§ YOUR GOAL
Could you output, word for word, only the lines from the line with "Give me the" to the end of the entries, including both ends? Omit the pictures.

§ DATA TO PROCESS
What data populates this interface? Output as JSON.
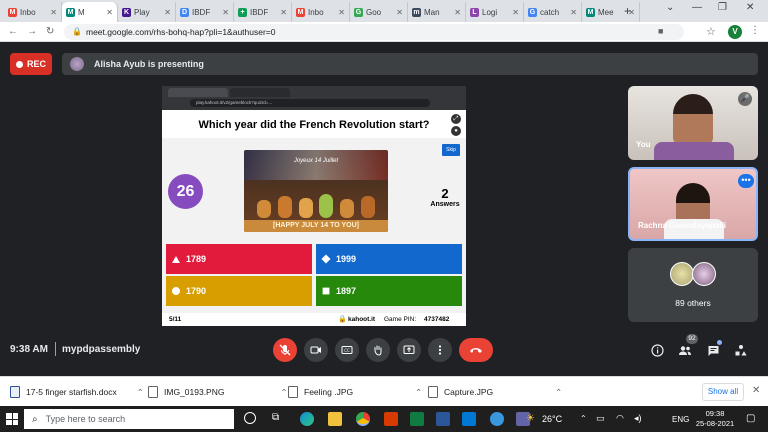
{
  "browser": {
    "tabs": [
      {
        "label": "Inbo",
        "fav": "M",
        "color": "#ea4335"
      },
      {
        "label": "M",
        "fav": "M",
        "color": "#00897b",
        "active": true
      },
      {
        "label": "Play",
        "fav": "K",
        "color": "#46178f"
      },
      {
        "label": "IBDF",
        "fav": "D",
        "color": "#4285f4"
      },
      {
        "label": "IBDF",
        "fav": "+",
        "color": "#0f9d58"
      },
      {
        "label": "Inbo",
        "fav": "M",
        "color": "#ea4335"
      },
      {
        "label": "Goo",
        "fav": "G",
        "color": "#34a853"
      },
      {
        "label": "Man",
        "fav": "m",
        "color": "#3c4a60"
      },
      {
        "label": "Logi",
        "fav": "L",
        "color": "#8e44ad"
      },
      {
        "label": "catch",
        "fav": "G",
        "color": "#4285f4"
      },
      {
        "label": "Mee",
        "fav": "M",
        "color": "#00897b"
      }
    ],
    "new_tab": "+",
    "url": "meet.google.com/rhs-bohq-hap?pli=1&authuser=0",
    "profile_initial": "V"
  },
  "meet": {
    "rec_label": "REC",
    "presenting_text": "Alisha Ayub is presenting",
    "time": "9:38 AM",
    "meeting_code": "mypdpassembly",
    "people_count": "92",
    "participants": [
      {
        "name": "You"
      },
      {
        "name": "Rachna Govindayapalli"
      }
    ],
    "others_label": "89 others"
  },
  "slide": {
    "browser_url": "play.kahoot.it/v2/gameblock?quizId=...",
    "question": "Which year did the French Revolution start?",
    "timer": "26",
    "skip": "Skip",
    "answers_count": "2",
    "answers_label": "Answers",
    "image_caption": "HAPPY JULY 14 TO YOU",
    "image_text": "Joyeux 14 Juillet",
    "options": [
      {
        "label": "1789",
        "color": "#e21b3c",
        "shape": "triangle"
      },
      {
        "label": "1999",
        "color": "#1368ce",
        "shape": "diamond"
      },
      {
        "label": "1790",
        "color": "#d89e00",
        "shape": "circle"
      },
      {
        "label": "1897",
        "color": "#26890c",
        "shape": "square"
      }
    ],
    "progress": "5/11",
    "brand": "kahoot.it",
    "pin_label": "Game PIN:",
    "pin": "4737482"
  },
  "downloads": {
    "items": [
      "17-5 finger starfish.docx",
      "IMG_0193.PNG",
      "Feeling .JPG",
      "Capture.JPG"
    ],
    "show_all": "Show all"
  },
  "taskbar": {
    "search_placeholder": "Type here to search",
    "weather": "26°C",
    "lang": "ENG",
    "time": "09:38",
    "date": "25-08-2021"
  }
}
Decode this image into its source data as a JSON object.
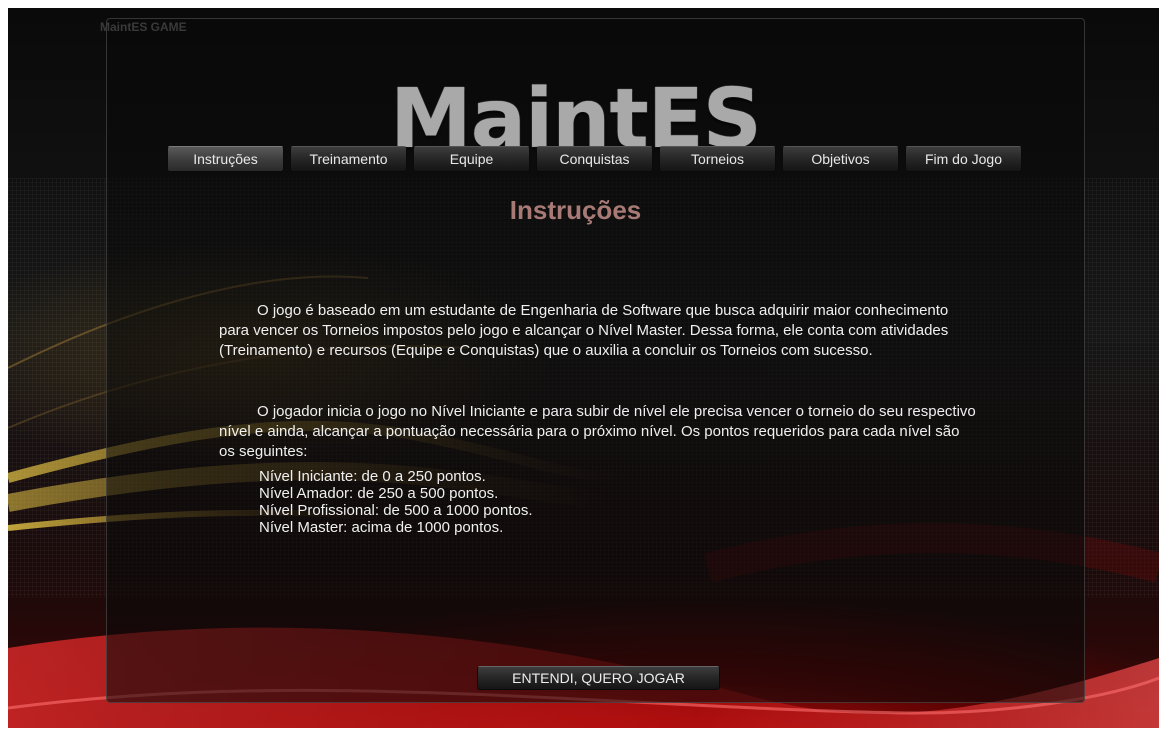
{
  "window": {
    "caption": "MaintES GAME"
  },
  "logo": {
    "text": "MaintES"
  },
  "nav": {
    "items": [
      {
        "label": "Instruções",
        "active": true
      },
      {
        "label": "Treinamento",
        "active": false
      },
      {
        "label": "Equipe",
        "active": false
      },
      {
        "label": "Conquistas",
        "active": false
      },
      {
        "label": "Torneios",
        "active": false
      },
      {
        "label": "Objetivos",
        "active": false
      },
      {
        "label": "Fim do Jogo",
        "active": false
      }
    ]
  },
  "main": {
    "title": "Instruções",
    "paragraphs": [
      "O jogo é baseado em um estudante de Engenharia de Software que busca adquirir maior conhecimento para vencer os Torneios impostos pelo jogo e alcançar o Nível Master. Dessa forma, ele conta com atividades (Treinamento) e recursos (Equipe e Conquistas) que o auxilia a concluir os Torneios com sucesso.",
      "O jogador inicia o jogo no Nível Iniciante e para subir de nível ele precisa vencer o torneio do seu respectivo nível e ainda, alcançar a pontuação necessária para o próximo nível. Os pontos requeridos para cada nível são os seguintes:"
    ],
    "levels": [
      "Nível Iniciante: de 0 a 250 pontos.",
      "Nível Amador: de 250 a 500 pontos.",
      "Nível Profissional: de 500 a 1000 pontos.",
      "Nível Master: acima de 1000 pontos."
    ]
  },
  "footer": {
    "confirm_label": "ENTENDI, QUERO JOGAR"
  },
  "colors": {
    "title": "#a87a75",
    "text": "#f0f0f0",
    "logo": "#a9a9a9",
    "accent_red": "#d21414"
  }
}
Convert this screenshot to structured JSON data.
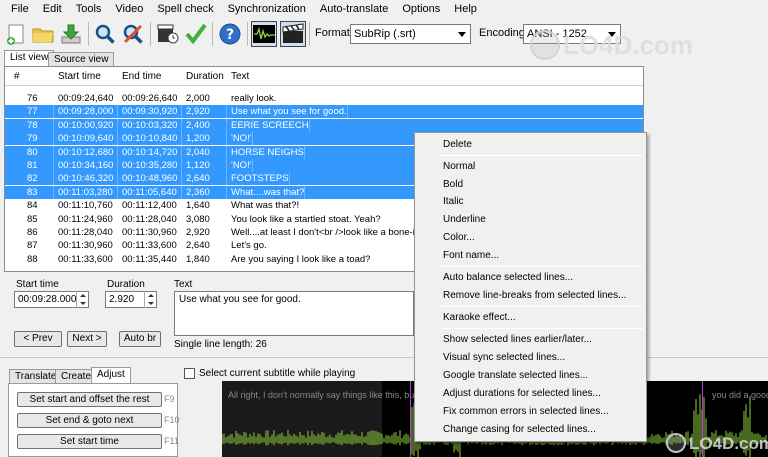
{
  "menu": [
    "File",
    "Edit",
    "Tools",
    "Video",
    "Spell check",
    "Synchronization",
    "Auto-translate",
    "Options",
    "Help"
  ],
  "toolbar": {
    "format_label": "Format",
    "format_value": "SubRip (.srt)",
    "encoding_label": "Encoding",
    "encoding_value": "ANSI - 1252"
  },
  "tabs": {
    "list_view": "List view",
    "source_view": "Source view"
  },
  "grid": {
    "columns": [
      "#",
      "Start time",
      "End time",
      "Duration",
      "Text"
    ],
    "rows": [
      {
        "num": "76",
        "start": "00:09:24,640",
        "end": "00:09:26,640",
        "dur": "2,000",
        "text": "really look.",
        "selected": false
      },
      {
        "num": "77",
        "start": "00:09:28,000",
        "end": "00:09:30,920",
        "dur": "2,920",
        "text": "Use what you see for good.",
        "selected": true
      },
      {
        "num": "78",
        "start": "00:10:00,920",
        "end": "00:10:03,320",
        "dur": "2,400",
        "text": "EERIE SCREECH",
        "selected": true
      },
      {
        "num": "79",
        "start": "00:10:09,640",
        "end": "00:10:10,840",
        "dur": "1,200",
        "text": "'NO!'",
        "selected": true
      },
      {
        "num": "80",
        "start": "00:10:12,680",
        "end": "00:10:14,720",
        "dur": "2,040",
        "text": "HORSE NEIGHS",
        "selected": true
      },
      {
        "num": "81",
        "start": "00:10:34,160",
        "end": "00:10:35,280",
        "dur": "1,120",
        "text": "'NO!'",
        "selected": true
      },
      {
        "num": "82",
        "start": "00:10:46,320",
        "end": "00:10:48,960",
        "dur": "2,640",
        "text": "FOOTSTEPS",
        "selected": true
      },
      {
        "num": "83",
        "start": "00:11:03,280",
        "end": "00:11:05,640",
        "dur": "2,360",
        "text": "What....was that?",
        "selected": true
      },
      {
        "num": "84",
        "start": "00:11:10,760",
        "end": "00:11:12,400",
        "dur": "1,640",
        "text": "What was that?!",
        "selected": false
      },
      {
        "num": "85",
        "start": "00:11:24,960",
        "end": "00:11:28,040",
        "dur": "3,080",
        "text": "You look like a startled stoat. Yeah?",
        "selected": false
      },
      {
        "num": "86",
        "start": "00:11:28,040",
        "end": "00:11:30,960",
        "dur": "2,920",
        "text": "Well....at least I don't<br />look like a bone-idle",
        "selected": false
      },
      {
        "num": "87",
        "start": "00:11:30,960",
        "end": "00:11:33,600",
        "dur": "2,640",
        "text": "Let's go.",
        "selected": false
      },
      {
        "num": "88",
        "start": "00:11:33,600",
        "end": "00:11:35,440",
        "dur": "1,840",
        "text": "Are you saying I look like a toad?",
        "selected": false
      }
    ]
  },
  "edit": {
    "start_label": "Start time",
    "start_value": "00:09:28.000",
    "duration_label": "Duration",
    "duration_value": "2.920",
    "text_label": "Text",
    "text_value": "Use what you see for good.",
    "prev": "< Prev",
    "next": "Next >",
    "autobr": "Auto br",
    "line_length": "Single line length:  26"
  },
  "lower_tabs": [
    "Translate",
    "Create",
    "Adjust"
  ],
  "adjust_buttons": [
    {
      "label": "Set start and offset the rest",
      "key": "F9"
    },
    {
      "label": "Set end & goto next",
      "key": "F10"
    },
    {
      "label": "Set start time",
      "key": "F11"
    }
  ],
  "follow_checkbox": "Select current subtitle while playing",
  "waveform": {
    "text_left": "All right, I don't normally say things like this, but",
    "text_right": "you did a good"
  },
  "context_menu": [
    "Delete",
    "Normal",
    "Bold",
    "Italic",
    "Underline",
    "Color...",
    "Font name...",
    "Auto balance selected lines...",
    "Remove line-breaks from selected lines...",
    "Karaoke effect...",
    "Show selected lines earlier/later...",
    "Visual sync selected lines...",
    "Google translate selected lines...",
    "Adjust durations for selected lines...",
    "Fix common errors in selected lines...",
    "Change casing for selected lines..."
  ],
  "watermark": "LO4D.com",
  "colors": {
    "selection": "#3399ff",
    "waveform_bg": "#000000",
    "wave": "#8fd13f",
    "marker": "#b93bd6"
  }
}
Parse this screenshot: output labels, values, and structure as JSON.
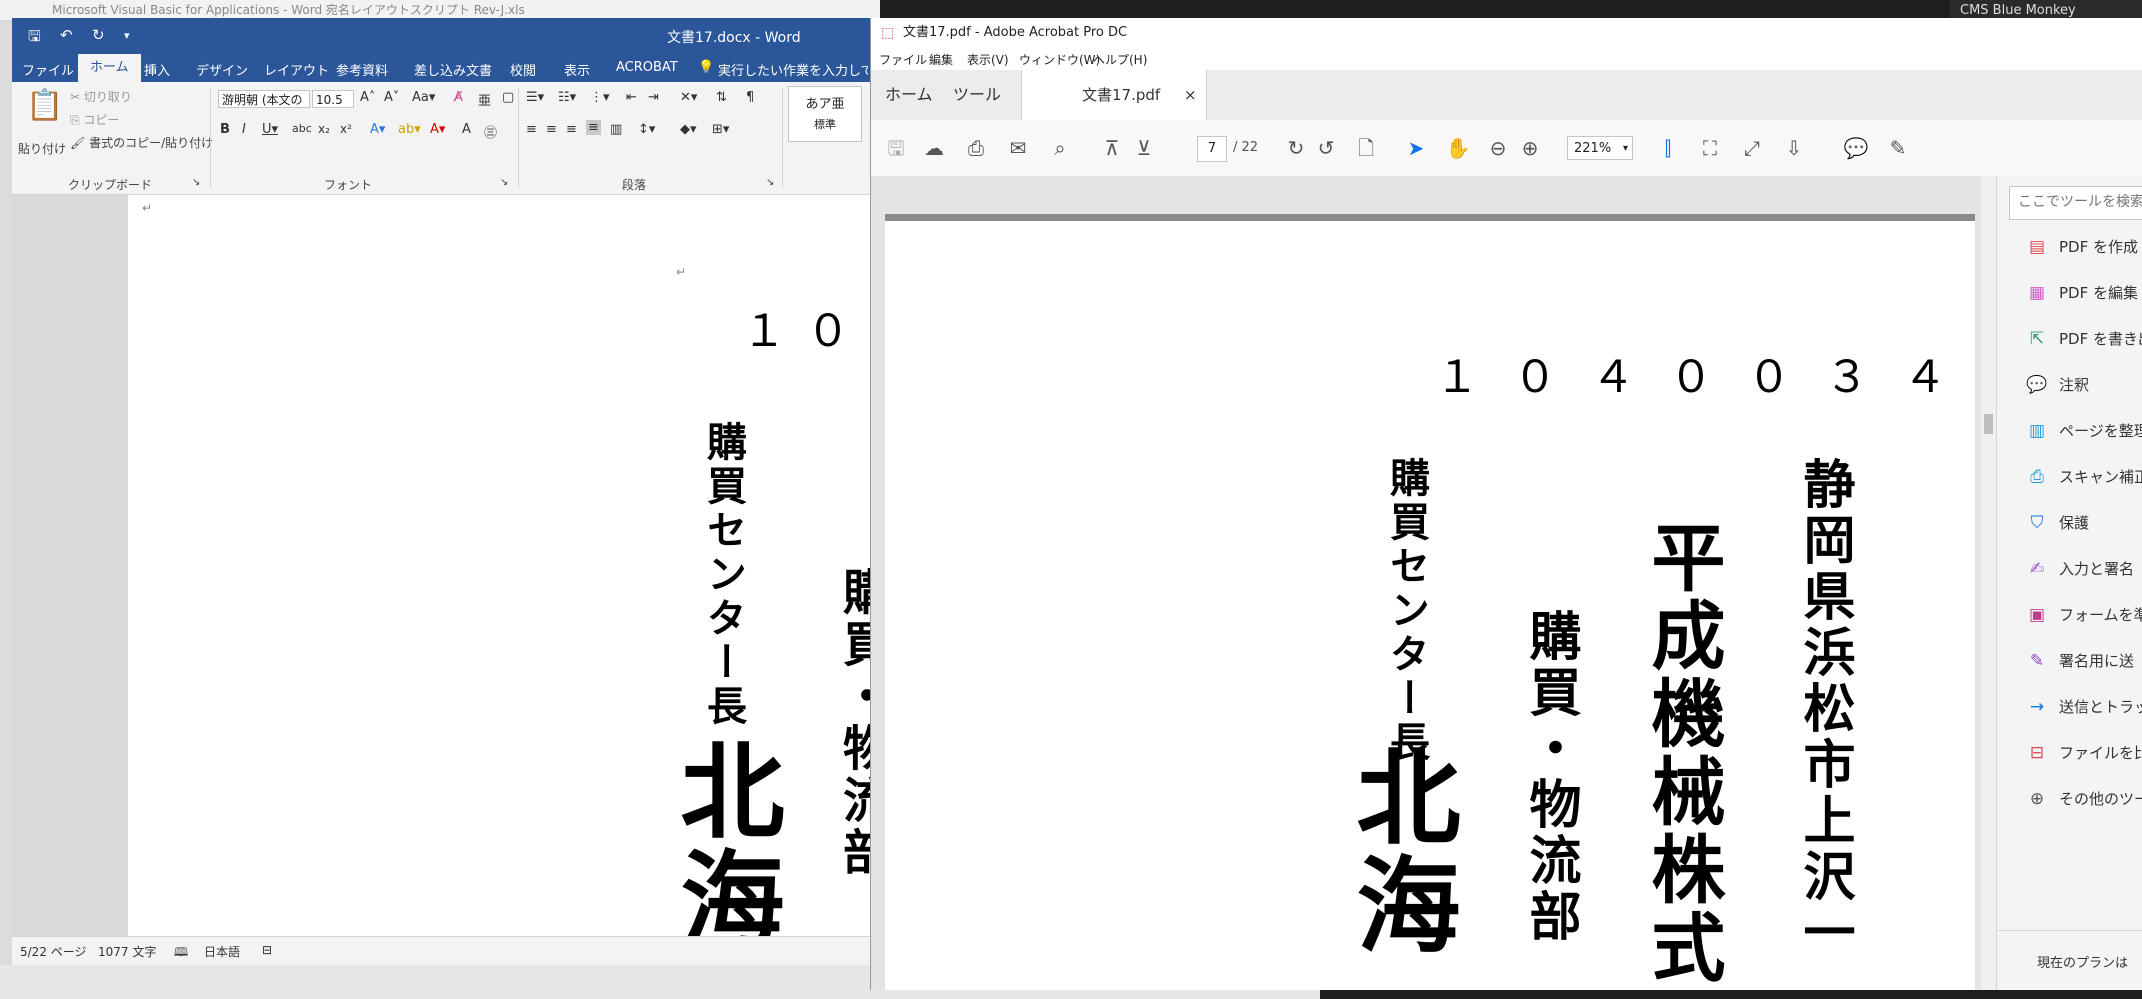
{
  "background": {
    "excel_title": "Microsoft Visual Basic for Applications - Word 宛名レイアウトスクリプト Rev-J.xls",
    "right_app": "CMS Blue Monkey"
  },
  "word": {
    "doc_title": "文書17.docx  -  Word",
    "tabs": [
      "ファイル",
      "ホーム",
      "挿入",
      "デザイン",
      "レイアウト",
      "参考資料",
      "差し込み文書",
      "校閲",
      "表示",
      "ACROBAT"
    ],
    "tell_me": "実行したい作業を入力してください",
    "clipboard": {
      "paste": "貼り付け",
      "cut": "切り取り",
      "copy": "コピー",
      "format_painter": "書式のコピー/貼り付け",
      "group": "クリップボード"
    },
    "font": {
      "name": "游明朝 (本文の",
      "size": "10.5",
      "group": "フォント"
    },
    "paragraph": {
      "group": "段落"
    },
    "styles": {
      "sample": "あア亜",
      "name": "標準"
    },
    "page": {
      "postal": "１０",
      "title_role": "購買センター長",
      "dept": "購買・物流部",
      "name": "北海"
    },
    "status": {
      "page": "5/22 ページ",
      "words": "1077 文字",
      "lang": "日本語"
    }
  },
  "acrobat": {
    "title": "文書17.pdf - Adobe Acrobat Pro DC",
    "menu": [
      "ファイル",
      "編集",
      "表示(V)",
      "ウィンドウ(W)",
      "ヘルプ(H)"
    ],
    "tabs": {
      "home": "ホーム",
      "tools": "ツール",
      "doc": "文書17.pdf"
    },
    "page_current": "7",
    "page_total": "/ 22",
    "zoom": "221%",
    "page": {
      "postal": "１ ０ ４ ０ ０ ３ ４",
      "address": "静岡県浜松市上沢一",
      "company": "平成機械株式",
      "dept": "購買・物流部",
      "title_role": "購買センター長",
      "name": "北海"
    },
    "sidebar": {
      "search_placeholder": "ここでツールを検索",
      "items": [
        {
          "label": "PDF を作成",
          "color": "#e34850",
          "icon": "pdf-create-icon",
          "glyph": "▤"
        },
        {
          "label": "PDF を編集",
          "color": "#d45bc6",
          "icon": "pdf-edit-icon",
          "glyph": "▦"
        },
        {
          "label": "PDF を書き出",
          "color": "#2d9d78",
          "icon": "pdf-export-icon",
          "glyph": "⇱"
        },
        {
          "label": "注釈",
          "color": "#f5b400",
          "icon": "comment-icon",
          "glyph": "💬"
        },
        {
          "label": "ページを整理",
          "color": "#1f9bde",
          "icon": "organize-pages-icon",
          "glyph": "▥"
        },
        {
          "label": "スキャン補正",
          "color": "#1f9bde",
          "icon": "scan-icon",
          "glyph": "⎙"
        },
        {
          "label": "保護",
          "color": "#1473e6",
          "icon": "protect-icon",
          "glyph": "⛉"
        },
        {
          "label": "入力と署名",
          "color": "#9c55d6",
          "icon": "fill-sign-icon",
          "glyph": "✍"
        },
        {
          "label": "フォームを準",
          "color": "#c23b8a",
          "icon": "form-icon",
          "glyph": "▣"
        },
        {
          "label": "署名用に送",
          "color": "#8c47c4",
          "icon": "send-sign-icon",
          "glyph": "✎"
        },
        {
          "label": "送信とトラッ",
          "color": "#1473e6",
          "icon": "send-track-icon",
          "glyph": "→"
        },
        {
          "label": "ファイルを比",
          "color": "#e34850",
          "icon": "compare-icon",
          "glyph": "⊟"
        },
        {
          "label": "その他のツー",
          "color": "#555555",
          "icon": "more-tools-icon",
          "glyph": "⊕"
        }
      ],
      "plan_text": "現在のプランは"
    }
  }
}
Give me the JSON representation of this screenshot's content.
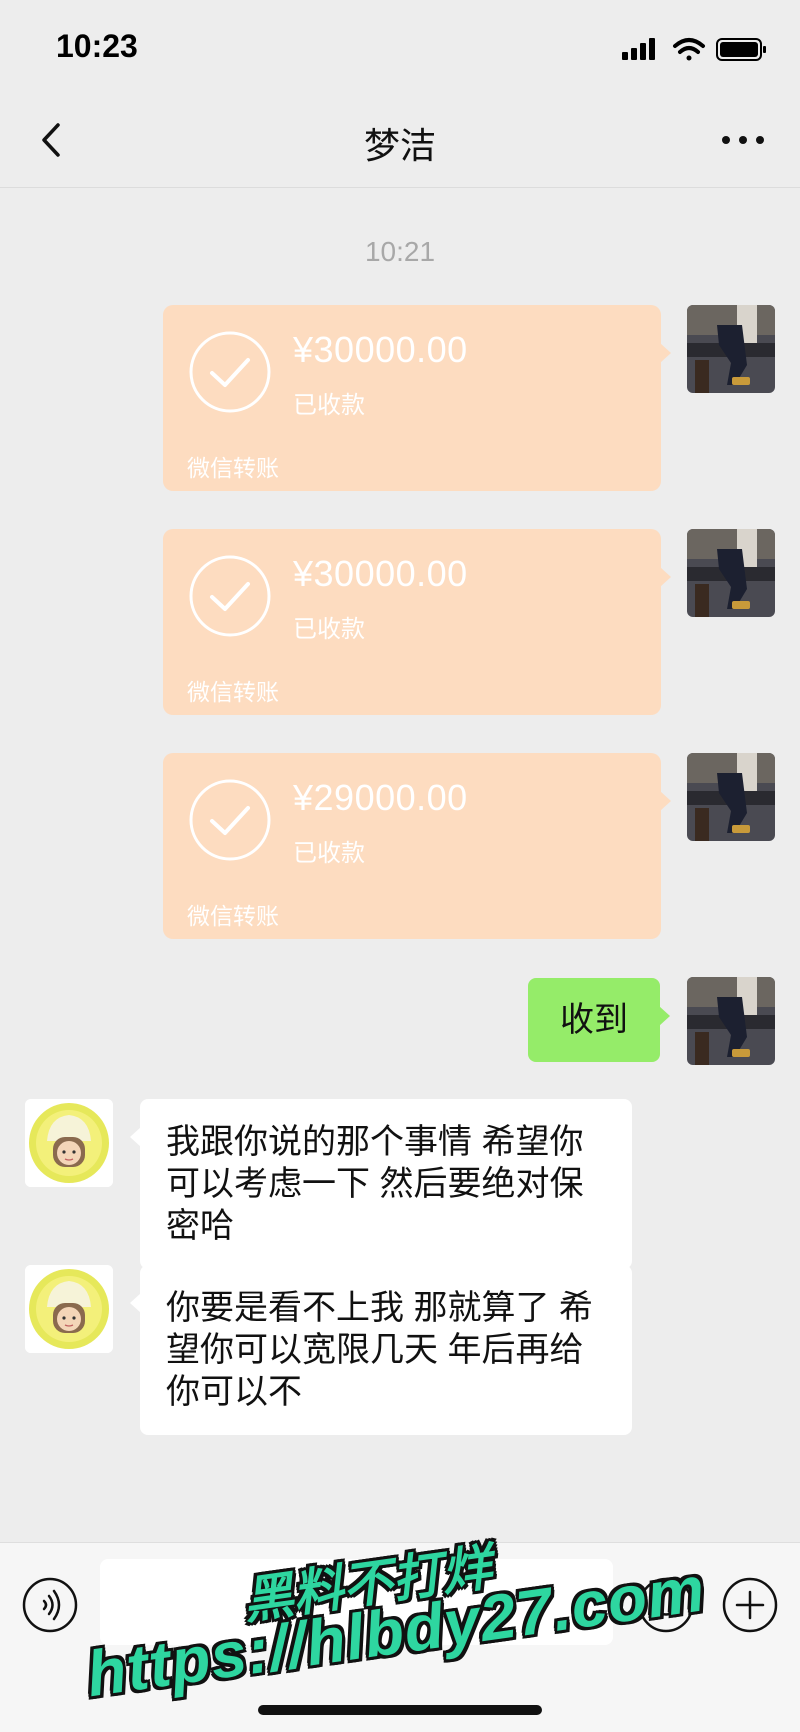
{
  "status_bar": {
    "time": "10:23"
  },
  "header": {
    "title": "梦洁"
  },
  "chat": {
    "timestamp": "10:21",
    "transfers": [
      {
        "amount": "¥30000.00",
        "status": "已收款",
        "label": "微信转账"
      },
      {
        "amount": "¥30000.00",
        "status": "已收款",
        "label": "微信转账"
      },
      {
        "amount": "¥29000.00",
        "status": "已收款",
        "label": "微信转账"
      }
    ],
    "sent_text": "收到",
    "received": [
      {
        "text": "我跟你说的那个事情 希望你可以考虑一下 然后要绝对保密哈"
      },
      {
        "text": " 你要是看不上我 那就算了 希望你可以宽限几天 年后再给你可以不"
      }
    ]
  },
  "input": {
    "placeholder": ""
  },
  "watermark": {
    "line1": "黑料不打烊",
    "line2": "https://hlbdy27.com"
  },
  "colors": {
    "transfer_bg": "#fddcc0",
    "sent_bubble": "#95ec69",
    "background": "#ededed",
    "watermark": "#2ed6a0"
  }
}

§ COMPLETED EXERCISE
Give me the JSON representation of this screenshot's content.
{
  "status_bar": {
    "time": "10:23"
  },
  "header": {
    "title": "梦洁"
  },
  "chat": {
    "timestamp": "10:21",
    "transfers": [
      {
        "amount": "¥30000.00",
        "status": "已收款",
        "label": "微信转账"
      },
      {
        "amount": "¥30000.00",
        "status": "已收款",
        "label": "微信转账"
      },
      {
        "amount": "¥29000.00",
        "status": "已收款",
        "label": "微信转账"
      }
    ],
    "sent_text": "收到",
    "received": [
      {
        "text": "我跟你说的那个事情 希望你可以考虑一下 然后要绝对保密哈"
      },
      {
        "text": " 你要是看不上我 那就算了 希望你可以宽限几天 年后再给你可以不"
      }
    ]
  },
  "input": {
    "placeholder": ""
  },
  "watermark": {
    "line1": "黑料不打烊",
    "line2": "https://hlbdy27.com"
  },
  "colors": {
    "transfer_bg": "#fddcc0",
    "sent_bubble": "#95ec69",
    "background": "#ededed",
    "watermark": "#2ed6a0"
  }
}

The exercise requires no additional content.